**Data records for software interfaces**:
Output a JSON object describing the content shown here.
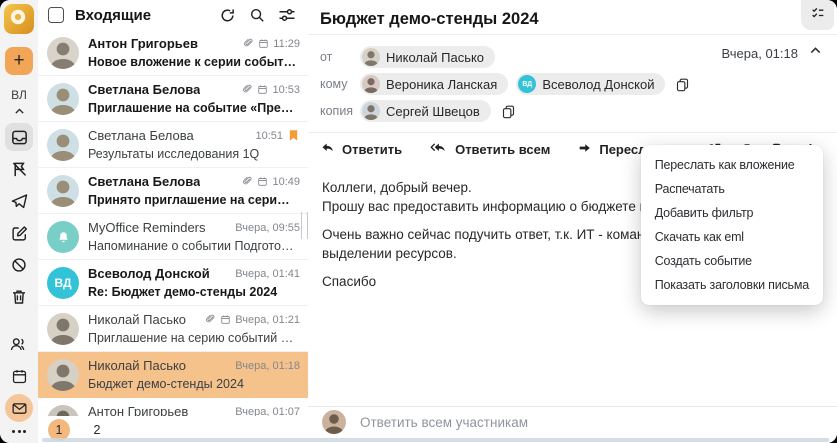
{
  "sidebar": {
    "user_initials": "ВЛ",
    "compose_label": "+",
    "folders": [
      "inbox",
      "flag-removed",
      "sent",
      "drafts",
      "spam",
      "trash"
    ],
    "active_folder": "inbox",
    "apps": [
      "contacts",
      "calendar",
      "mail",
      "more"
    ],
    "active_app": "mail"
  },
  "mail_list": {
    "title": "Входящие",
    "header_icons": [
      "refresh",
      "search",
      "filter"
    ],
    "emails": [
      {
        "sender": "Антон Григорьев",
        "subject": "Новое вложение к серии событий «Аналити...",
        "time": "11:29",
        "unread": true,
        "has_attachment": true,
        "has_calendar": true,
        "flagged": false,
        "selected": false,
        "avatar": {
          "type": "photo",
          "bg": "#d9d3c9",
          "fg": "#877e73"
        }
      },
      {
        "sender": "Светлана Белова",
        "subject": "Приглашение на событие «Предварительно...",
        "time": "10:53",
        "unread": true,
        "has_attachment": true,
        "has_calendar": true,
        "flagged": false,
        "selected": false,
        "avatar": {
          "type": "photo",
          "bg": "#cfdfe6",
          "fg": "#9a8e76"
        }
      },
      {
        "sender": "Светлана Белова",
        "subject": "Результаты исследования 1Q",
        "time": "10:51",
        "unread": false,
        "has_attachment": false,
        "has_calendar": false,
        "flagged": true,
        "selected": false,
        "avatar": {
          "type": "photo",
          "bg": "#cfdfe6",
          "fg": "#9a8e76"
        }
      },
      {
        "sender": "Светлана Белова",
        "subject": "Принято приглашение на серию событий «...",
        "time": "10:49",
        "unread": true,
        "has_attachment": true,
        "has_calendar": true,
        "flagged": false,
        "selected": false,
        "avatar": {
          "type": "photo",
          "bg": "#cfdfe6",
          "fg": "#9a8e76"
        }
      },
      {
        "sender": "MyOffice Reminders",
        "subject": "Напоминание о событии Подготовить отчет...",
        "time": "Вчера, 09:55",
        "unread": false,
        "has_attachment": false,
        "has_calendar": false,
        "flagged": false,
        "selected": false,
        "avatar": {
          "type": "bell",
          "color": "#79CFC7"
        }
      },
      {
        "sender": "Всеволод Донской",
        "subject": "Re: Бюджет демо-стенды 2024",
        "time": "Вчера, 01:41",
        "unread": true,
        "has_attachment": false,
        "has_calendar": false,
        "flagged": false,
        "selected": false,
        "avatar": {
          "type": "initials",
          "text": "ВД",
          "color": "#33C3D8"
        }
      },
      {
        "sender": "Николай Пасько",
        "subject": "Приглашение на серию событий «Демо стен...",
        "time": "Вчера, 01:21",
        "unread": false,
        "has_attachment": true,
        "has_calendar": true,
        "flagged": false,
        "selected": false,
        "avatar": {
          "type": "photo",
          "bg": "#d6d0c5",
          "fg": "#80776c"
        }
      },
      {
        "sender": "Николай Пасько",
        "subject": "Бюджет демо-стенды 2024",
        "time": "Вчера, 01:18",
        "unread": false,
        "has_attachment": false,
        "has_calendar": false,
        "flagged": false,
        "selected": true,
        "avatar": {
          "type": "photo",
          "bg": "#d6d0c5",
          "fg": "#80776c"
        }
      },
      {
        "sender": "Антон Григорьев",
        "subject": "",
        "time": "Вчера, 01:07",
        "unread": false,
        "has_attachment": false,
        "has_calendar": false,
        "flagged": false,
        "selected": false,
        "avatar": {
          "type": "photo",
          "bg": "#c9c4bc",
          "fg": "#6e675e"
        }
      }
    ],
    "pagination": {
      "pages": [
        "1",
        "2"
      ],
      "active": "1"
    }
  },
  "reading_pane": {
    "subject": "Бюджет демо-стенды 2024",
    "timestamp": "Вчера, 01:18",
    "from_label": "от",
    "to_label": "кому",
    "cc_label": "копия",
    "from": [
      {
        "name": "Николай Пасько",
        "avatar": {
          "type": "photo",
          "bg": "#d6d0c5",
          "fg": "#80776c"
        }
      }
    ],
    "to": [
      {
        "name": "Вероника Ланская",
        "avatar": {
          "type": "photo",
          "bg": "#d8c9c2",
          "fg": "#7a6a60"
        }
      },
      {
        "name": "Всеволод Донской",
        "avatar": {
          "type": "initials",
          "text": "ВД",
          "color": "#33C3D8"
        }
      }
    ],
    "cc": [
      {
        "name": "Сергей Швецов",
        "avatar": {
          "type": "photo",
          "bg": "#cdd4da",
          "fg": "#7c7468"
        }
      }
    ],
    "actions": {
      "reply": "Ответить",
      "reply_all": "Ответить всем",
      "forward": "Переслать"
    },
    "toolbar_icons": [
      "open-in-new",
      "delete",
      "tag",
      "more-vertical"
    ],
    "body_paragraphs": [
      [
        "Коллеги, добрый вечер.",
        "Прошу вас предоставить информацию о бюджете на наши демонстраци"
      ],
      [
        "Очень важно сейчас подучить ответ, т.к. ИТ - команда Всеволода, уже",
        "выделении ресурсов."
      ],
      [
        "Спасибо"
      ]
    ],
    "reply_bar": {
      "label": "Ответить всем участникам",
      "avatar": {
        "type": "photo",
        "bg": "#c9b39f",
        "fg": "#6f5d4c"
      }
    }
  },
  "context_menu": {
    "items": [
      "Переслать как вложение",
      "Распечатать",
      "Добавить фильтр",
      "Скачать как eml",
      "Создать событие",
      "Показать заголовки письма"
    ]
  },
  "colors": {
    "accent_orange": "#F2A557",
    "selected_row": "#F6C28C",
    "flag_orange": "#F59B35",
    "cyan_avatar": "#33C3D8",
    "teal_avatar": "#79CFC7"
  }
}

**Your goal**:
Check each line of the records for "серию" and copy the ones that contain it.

**Result**:
        "subject": "Принято приглашение на серию событий «...",
        "subject": "Приглашение на серию событий «Демо стен...",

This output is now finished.